(Available records begins)

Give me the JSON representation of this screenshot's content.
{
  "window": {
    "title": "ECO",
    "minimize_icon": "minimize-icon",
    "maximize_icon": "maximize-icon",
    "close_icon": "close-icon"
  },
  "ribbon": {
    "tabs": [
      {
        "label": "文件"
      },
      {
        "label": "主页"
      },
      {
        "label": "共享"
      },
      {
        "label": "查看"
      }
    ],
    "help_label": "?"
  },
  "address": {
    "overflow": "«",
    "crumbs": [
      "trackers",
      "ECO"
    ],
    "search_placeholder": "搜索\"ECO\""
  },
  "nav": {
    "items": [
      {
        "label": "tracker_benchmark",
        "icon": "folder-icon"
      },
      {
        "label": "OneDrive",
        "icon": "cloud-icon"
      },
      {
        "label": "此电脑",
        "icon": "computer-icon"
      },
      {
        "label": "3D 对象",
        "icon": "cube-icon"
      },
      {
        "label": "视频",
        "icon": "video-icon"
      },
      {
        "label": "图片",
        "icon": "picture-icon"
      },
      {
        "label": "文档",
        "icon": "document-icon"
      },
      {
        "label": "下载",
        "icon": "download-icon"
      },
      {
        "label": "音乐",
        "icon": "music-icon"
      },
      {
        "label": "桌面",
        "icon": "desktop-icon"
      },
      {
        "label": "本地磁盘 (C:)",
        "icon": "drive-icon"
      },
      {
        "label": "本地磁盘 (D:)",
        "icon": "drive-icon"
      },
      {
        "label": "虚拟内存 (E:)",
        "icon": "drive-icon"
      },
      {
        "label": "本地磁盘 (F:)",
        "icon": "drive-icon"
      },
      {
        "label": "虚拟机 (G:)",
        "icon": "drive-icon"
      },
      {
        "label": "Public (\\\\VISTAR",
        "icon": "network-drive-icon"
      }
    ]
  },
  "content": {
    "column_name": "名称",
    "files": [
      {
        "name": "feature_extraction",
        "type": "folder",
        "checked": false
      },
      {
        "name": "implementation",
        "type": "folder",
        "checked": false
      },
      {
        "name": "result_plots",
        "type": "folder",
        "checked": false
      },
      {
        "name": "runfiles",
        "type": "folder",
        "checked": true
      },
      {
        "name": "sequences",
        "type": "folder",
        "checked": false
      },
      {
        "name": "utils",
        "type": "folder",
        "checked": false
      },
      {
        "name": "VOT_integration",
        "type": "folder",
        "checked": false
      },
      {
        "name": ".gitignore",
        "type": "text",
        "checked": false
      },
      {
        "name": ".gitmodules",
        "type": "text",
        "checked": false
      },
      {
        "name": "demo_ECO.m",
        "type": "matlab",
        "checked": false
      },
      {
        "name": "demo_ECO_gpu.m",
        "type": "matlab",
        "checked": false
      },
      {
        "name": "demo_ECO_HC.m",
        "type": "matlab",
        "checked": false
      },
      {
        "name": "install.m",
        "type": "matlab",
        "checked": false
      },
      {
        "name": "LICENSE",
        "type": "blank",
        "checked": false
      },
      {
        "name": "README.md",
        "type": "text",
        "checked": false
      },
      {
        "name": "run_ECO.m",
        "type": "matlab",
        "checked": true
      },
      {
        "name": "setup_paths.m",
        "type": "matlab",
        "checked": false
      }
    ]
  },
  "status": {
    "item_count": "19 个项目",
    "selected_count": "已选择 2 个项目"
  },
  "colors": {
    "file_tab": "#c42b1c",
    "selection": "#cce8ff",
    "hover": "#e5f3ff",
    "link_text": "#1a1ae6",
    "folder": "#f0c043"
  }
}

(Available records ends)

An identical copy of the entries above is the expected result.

Give me the JSON representation of this screenshot's content.
{
  "window": {
    "title": "ECO",
    "minimize_icon": "minimize-icon",
    "maximize_icon": "maximize-icon",
    "close_icon": "close-icon"
  },
  "ribbon": {
    "tabs": [
      {
        "label": "文件"
      },
      {
        "label": "主页"
      },
      {
        "label": "共享"
      },
      {
        "label": "查看"
      }
    ],
    "help_label": "?"
  },
  "address": {
    "overflow": "«",
    "crumbs": [
      "trackers",
      "ECO"
    ],
    "search_placeholder": "搜索\"ECO\""
  },
  "nav": {
    "items": [
      {
        "label": "tracker_benchmark",
        "icon": "folder-icon"
      },
      {
        "label": "OneDrive",
        "icon": "cloud-icon"
      },
      {
        "label": "此电脑",
        "icon": "computer-icon"
      },
      {
        "label": "3D 对象",
        "icon": "cube-icon"
      },
      {
        "label": "视频",
        "icon": "video-icon"
      },
      {
        "label": "图片",
        "icon": "picture-icon"
      },
      {
        "label": "文档",
        "icon": "document-icon"
      },
      {
        "label": "下载",
        "icon": "download-icon"
      },
      {
        "label": "音乐",
        "icon": "music-icon"
      },
      {
        "label": "桌面",
        "icon": "desktop-icon"
      },
      {
        "label": "本地磁盘 (C:)",
        "icon": "drive-icon"
      },
      {
        "label": "本地磁盘 (D:)",
        "icon": "drive-icon"
      },
      {
        "label": "虚拟内存 (E:)",
        "icon": "drive-icon"
      },
      {
        "label": "本地磁盘 (F:)",
        "icon": "drive-icon"
      },
      {
        "label": "虚拟机 (G:)",
        "icon": "drive-icon"
      },
      {
        "label": "Public (\\\\VISTAR",
        "icon": "network-drive-icon"
      }
    ]
  },
  "content": {
    "column_name": "名称",
    "files": [
      {
        "name": "feature_extraction",
        "type": "folder",
        "checked": false
      },
      {
        "name": "implementation",
        "type": "folder",
        "checked": false
      },
      {
        "name": "result_plots",
        "type": "folder",
        "checked": false
      },
      {
        "name": "runfiles",
        "type": "folder",
        "checked": true
      },
      {
        "name": "sequences",
        "type": "folder",
        "checked": false
      },
      {
        "name": "utils",
        "type": "folder",
        "checked": false
      },
      {
        "name": "VOT_integration",
        "type": "folder",
        "checked": false
      },
      {
        "name": ".gitignore",
        "type": "text",
        "checked": false
      },
      {
        "name": ".gitmodules",
        "type": "text",
        "checked": false
      },
      {
        "name": "demo_ECO.m",
        "type": "matlab",
        "checked": false
      },
      {
        "name": "demo_ECO_gpu.m",
        "type": "matlab",
        "checked": false
      },
      {
        "name": "demo_ECO_HC.m",
        "type": "matlab",
        "checked": false
      },
      {
        "name": "install.m",
        "type": "matlab",
        "checked": false
      },
      {
        "name": "LICENSE",
        "type": "blank",
        "checked": false
      },
      {
        "name": "README.md",
        "type": "text",
        "checked": false
      },
      {
        "name": "run_ECO.m",
        "type": "matlab",
        "checked": true
      },
      {
        "name": "setup_paths.m",
        "type": "matlab",
        "checked": false
      }
    ]
  },
  "status": {
    "item_count": "19 个项目",
    "selected_count": "已选择 2 个项目"
  },
  "colors": {
    "file_tab": "#c42b1c",
    "selection": "#cce8ff",
    "hover": "#e5f3ff",
    "link_text": "#1a1ae6",
    "folder": "#f0c043"
  }
}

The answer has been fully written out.